(GIVEN RECORDS)

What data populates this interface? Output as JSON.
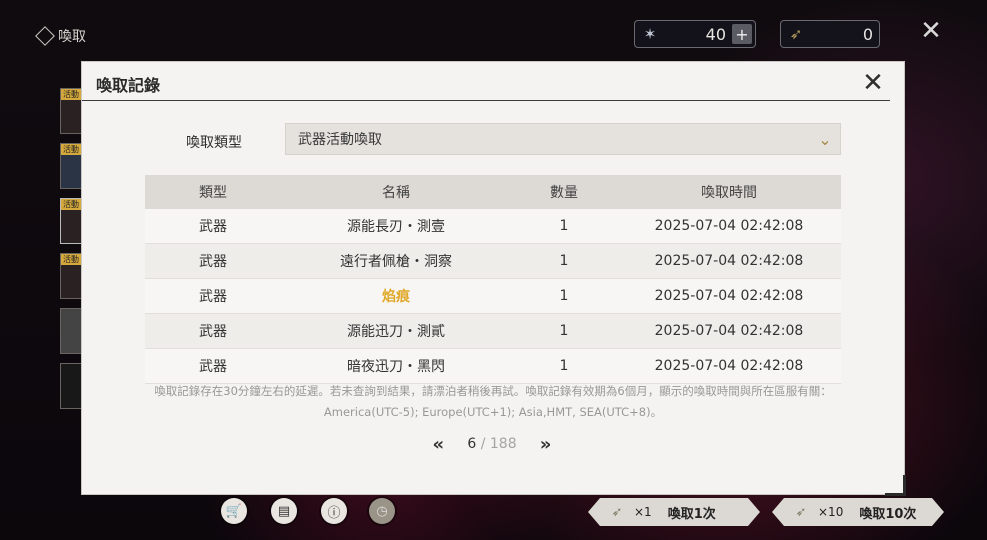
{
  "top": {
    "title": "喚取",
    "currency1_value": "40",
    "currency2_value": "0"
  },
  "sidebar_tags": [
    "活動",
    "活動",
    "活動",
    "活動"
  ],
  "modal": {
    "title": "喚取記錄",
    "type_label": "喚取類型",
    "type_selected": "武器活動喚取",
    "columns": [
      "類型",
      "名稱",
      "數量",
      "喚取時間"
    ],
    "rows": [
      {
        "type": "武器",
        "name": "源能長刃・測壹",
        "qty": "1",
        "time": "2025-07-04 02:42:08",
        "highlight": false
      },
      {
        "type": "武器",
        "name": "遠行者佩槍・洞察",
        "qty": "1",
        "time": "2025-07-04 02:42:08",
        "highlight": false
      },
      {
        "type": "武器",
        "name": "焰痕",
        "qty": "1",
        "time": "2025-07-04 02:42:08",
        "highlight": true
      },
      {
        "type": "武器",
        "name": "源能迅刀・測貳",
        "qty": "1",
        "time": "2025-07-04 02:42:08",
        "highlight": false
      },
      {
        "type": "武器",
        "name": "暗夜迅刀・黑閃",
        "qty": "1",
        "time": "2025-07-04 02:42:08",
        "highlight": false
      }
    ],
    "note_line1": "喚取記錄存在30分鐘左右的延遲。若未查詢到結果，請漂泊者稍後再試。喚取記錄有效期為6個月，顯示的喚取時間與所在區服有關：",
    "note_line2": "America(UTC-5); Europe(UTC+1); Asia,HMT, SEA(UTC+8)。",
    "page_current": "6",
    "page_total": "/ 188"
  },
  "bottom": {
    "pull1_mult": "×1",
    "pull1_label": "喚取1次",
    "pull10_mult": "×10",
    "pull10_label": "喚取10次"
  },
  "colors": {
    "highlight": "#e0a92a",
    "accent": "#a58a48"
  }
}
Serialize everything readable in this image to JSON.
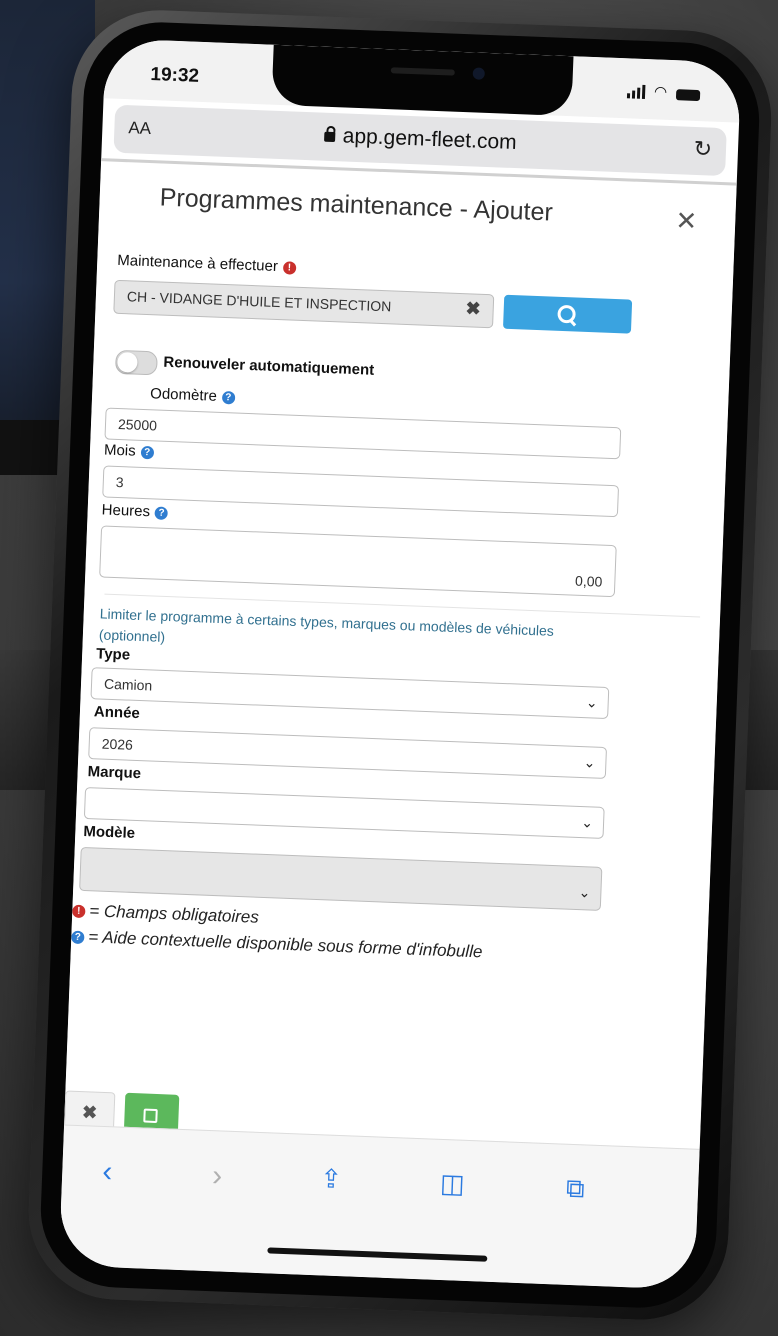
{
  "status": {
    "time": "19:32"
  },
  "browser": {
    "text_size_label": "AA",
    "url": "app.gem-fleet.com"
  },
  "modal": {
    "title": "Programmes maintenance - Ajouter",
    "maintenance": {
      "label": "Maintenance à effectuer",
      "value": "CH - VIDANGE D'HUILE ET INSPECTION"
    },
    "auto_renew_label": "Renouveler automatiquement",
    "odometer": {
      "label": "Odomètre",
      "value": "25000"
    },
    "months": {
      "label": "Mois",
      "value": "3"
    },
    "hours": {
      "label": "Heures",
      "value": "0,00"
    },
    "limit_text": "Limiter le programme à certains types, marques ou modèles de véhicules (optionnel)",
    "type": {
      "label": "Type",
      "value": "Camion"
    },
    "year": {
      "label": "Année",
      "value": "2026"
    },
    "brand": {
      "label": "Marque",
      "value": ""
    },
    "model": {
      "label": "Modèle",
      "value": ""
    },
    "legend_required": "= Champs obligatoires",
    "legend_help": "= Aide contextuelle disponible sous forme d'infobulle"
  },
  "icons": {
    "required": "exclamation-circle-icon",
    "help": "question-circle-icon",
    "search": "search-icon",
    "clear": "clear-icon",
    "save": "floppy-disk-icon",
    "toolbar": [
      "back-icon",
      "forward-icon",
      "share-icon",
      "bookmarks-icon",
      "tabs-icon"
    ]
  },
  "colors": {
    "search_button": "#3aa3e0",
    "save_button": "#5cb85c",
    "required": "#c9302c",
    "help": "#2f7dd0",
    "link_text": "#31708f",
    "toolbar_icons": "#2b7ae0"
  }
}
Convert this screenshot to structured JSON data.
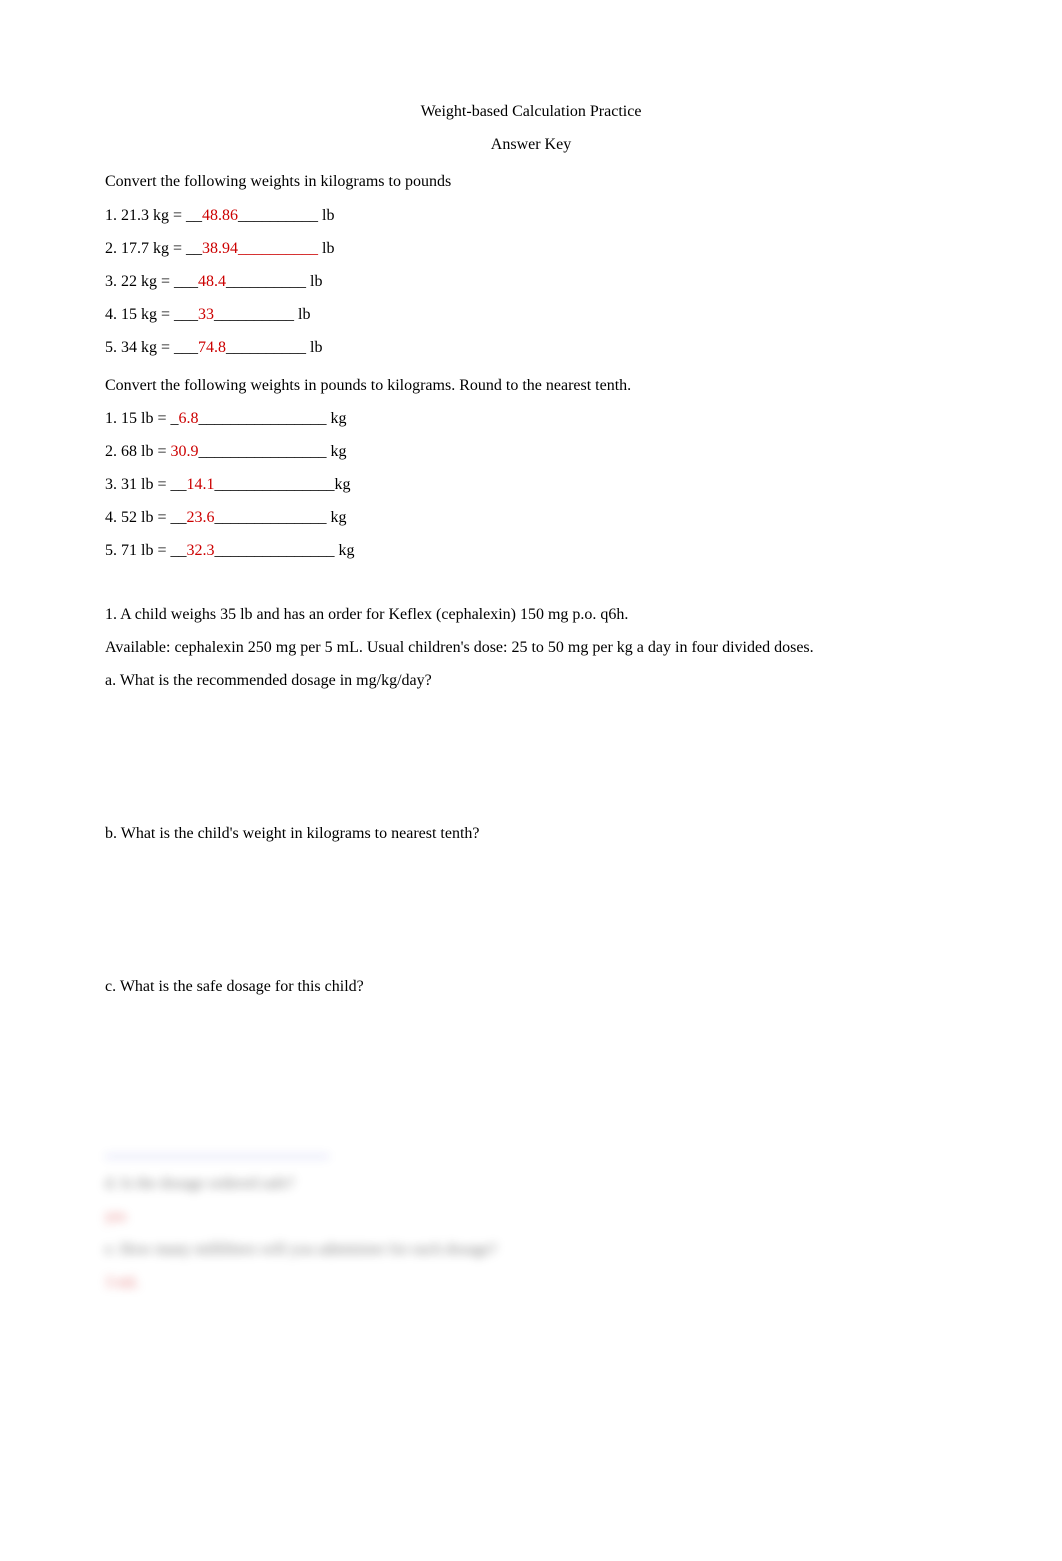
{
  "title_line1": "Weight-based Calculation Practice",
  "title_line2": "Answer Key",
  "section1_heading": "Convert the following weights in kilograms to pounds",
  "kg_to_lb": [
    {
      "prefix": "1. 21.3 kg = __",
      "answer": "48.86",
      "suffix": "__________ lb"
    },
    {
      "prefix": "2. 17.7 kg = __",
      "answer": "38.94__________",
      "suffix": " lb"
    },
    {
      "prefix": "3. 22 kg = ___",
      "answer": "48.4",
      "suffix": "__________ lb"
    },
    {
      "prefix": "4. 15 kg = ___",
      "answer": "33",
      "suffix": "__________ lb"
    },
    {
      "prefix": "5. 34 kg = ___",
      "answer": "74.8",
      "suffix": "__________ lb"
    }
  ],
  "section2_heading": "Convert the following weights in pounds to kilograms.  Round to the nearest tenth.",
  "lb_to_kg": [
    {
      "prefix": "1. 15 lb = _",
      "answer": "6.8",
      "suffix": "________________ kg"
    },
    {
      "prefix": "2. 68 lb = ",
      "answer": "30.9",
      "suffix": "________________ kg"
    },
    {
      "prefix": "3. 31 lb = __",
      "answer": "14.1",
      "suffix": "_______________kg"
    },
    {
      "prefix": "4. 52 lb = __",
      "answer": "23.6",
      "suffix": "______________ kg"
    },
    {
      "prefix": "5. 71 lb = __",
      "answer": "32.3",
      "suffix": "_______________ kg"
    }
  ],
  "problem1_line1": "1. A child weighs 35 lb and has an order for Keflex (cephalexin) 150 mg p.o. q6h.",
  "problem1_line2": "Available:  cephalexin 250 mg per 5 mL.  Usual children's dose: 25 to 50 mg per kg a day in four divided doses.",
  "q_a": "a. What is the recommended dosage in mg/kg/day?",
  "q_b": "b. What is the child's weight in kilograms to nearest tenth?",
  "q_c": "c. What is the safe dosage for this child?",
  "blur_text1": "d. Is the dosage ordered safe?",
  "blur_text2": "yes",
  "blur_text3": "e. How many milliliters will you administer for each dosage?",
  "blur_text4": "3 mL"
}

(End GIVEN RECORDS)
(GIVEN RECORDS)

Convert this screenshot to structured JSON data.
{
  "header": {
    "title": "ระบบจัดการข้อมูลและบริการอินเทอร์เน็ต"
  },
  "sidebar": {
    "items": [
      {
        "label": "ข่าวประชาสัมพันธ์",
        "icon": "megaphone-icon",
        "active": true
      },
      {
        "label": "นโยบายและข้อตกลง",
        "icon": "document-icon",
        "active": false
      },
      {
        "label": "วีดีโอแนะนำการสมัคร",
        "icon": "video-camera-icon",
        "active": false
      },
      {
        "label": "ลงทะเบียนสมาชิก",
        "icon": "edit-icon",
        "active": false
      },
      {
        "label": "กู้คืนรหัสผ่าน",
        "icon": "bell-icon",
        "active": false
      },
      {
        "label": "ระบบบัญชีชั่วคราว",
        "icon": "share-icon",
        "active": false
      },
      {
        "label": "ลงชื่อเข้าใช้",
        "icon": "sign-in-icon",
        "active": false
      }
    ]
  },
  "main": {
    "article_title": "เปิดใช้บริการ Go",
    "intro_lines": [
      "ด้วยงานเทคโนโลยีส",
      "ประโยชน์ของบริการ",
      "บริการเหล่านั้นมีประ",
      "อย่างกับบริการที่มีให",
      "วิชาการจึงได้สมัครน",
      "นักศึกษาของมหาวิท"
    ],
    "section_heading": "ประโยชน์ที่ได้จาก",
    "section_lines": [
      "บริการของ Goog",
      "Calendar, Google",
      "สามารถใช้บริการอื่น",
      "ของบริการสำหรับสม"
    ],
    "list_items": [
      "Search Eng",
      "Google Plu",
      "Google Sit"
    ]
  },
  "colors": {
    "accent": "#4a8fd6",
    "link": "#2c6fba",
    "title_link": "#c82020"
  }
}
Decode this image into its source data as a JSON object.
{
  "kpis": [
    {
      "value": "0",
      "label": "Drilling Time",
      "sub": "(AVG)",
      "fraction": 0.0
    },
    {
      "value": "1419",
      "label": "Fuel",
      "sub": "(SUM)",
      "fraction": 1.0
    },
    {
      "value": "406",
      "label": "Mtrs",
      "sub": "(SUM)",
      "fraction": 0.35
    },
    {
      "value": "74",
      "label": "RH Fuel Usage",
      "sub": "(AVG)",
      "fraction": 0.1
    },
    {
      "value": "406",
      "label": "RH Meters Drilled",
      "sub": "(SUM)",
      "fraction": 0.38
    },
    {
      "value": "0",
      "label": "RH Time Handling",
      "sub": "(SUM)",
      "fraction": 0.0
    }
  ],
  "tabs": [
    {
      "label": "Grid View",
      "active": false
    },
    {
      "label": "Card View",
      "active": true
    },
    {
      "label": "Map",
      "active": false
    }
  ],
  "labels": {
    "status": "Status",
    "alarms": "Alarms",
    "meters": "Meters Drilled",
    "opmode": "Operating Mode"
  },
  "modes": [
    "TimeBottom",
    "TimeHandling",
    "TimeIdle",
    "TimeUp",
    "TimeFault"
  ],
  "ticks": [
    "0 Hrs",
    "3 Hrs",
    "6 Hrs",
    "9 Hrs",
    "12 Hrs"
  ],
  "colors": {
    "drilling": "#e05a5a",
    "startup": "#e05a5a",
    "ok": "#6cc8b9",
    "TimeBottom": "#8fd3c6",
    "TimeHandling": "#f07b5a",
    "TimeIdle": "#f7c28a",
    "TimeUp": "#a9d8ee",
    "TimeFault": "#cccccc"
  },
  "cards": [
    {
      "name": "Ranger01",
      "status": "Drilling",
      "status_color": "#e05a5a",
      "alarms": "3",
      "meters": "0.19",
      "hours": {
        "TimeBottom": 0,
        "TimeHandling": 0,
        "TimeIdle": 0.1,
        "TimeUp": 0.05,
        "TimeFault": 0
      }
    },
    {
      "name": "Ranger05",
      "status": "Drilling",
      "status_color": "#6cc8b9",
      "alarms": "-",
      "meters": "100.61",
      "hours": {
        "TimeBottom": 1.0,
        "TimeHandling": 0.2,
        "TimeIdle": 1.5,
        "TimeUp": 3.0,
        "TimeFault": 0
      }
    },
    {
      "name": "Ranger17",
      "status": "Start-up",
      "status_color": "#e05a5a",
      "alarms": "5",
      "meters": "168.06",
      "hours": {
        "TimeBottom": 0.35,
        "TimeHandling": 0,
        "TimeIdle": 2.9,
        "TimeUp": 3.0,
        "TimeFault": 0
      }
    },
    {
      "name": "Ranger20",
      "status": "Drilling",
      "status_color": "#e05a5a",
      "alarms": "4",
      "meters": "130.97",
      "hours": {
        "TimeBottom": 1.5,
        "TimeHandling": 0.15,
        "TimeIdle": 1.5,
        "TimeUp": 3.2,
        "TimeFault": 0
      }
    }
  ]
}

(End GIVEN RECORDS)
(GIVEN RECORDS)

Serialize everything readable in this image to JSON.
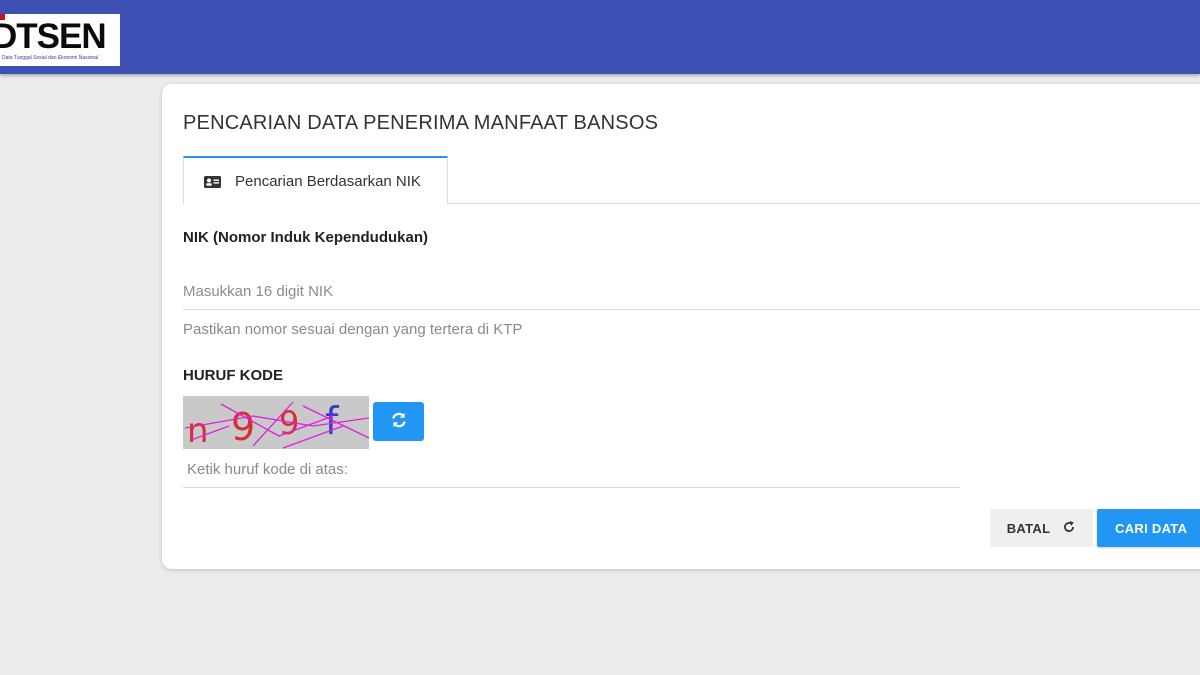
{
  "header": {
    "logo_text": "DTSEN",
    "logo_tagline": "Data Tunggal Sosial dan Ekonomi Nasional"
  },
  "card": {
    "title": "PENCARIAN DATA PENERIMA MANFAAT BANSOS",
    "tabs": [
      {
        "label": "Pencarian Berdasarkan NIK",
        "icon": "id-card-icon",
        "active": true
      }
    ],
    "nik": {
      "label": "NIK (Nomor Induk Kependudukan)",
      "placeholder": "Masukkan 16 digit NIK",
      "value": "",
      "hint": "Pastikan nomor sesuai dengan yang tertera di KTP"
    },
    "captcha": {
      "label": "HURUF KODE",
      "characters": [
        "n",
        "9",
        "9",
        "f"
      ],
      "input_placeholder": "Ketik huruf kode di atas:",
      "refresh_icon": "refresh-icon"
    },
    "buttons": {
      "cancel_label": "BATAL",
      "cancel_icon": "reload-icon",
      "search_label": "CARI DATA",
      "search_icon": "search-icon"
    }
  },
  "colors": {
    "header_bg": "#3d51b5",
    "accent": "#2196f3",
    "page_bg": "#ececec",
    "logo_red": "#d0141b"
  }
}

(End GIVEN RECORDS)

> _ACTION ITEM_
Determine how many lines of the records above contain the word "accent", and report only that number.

> _SOLUTION TO THE PROBLEM_
3